**Recorded data:**
___

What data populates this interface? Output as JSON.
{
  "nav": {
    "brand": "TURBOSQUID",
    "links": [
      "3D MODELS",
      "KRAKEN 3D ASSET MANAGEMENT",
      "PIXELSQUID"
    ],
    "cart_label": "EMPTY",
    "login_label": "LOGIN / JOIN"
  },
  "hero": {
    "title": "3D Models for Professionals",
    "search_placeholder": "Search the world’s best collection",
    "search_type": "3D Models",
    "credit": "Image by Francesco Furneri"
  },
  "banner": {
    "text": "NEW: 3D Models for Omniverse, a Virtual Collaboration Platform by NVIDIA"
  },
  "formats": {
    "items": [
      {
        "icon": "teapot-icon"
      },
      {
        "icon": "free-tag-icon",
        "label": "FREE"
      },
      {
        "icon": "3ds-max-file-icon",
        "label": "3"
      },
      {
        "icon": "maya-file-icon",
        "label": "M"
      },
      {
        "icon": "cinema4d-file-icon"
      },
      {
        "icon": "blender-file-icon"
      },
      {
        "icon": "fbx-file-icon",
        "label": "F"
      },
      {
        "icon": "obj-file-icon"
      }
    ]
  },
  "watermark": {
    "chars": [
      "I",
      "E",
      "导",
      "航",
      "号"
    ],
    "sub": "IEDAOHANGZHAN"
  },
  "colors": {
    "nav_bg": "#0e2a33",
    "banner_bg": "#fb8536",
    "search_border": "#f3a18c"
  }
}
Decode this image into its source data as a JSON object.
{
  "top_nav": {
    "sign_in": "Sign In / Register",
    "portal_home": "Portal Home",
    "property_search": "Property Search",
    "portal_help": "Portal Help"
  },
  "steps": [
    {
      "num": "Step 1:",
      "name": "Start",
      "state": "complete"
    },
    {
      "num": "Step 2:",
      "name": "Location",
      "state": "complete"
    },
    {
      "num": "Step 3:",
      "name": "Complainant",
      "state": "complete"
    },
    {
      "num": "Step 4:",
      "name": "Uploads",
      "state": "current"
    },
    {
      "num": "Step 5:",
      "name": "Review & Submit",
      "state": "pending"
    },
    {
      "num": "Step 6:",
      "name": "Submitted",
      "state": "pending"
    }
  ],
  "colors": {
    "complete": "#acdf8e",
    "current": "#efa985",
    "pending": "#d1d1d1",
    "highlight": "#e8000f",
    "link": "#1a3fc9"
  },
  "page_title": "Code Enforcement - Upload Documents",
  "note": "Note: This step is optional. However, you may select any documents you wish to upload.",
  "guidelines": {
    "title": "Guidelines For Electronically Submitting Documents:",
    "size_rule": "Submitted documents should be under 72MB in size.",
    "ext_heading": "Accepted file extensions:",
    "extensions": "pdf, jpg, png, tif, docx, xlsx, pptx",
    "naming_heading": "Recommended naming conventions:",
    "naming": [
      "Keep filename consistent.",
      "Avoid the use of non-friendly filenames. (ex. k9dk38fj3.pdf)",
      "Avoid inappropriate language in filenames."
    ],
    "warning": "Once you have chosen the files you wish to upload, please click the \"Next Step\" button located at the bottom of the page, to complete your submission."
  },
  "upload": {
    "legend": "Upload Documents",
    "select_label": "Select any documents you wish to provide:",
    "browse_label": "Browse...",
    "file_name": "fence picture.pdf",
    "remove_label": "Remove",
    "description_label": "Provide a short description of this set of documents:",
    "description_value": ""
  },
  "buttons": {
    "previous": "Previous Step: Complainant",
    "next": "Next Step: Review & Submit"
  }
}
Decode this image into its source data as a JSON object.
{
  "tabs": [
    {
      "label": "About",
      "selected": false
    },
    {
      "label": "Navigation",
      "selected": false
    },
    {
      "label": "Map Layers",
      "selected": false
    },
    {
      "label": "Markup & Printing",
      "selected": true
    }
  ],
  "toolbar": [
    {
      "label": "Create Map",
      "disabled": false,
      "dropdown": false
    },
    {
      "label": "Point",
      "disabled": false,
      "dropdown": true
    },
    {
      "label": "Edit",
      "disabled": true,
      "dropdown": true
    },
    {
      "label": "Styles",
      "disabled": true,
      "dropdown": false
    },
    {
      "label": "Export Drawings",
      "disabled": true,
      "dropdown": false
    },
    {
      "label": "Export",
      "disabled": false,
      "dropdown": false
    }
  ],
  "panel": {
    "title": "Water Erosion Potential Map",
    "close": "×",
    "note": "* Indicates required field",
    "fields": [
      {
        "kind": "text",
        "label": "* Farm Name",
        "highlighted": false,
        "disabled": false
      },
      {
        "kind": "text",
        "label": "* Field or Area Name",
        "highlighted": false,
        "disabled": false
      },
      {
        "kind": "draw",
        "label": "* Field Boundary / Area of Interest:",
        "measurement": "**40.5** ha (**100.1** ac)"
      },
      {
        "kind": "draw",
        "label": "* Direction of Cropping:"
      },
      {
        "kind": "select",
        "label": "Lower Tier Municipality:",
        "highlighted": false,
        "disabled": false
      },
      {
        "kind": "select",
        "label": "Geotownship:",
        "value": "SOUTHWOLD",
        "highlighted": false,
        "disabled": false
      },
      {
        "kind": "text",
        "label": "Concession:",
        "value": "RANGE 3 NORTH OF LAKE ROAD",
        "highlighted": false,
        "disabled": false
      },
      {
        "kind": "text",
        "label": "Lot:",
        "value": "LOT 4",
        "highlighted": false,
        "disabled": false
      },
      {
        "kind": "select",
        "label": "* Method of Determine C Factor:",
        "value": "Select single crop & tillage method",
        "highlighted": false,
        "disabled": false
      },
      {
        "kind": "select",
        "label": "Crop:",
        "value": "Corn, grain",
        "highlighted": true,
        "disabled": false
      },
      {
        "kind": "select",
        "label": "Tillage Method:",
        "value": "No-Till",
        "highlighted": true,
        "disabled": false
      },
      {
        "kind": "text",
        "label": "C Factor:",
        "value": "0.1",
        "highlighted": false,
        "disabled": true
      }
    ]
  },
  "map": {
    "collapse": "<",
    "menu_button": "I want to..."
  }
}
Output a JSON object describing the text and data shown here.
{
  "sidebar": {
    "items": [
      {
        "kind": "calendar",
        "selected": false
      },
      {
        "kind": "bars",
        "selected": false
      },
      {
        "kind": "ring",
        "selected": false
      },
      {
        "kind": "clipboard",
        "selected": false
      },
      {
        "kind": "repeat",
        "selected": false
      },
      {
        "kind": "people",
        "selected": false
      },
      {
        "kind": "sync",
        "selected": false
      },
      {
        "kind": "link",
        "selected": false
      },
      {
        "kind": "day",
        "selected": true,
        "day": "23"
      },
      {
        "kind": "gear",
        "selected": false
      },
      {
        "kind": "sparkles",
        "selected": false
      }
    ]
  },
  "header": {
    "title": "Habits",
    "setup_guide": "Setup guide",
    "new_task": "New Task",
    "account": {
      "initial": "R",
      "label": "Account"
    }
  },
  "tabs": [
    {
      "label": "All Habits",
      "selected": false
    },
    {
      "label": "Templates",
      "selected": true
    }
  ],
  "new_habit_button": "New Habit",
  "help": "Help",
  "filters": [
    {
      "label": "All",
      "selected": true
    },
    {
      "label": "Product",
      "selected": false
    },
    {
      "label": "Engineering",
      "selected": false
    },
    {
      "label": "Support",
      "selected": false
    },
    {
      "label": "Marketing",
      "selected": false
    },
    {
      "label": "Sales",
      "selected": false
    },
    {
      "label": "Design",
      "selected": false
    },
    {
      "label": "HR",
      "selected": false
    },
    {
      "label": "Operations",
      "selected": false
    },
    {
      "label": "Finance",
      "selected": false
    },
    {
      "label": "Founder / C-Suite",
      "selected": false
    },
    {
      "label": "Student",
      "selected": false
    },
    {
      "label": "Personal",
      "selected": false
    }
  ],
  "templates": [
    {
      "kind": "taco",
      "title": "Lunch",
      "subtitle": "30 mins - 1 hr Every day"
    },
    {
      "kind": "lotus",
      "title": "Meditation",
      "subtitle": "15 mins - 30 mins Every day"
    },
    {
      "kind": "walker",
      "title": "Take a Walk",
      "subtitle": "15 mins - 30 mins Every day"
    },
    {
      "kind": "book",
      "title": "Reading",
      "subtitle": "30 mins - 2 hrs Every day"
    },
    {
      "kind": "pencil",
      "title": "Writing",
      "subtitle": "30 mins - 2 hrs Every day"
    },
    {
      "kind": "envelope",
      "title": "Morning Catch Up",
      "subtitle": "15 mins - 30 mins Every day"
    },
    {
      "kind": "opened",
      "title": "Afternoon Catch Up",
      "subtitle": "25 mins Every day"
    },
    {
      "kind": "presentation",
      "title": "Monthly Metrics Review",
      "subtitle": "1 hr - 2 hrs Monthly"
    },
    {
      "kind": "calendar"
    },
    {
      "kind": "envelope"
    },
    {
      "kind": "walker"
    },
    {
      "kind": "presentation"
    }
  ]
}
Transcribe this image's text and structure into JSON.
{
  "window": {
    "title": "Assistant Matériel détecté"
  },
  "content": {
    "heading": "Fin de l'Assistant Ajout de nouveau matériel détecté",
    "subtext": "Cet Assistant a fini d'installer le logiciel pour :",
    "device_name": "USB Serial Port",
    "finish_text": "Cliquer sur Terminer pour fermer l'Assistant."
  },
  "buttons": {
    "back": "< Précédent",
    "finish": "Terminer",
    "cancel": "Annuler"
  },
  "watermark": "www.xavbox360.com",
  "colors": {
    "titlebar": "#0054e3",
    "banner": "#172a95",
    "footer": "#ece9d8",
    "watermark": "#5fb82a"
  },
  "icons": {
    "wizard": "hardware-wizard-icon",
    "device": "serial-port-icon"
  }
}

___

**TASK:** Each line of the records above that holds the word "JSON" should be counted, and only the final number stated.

**WRITTEN SOLUTION:** 5